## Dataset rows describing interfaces
▶

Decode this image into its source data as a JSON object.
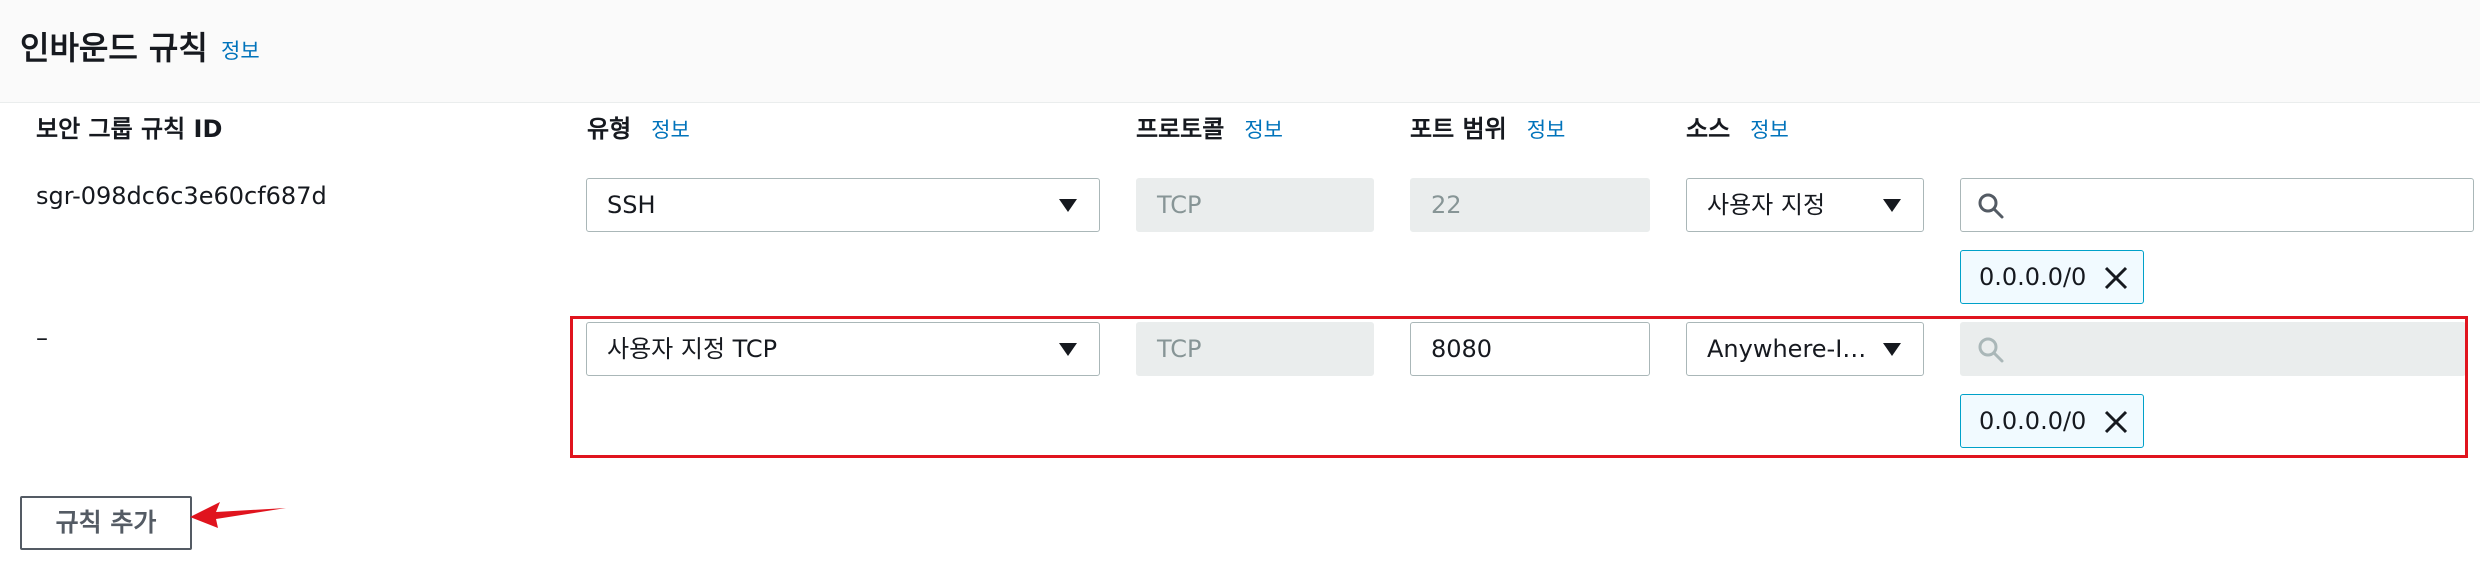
{
  "header": {
    "title": "인바운드 규칙",
    "info": "정보"
  },
  "columns": {
    "rule_id": "보안 그룹 규칙 ID",
    "type": "유형",
    "protocol": "프로토콜",
    "port_range": "포트 범위",
    "source": "소스",
    "info": "정보"
  },
  "rules": [
    {
      "id": "sgr-098dc6c3e60cf687d",
      "type": "SSH",
      "protocol": "TCP",
      "port": "22",
      "source_type": "사용자 지정",
      "cidr": "0.0.0.0/0"
    },
    {
      "id": "–",
      "type": "사용자 지정 TCP",
      "protocol": "TCP",
      "port": "8080",
      "source_type": "Anywhere-I…",
      "cidr": "0.0.0.0/0"
    }
  ],
  "add_rule_button": "규칙 추가",
  "colors": {
    "highlight": "#e0141e",
    "link": "#0073bb",
    "token_border": "#00a1c9"
  },
  "icons": [
    "search-icon",
    "close-icon",
    "caret-down-icon",
    "arrow-annotation"
  ]
}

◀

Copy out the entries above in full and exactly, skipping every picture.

## Result of this exercise
Decode this image into its source data as a JSON object.
{
  "header": {
    "title": "인바운드 규칙",
    "info": "정보"
  },
  "columns": {
    "rule_id": "보안 그룹 규칙 ID",
    "type": "유형",
    "protocol": "프로토콜",
    "port_range": "포트 범위",
    "source": "소스",
    "info": "정보"
  },
  "rules": [
    {
      "id": "sgr-098dc6c3e60cf687d",
      "type": "SSH",
      "protocol": "TCP",
      "port": "22",
      "source_type": "사용자 지정",
      "cidr": "0.0.0.0/0"
    },
    {
      "id": "–",
      "type": "사용자 지정 TCP",
      "protocol": "TCP",
      "port": "8080",
      "source_type": "Anywhere-I…",
      "cidr": "0.0.0.0/0"
    }
  ],
  "add_rule_button": "규칙 추가",
  "colors": {
    "highlight": "#e0141e",
    "link": "#0073bb",
    "token_border": "#00a1c9"
  },
  "icons": [
    "search-icon",
    "close-icon",
    "caret-down-icon",
    "arrow-annotation"
  ]
}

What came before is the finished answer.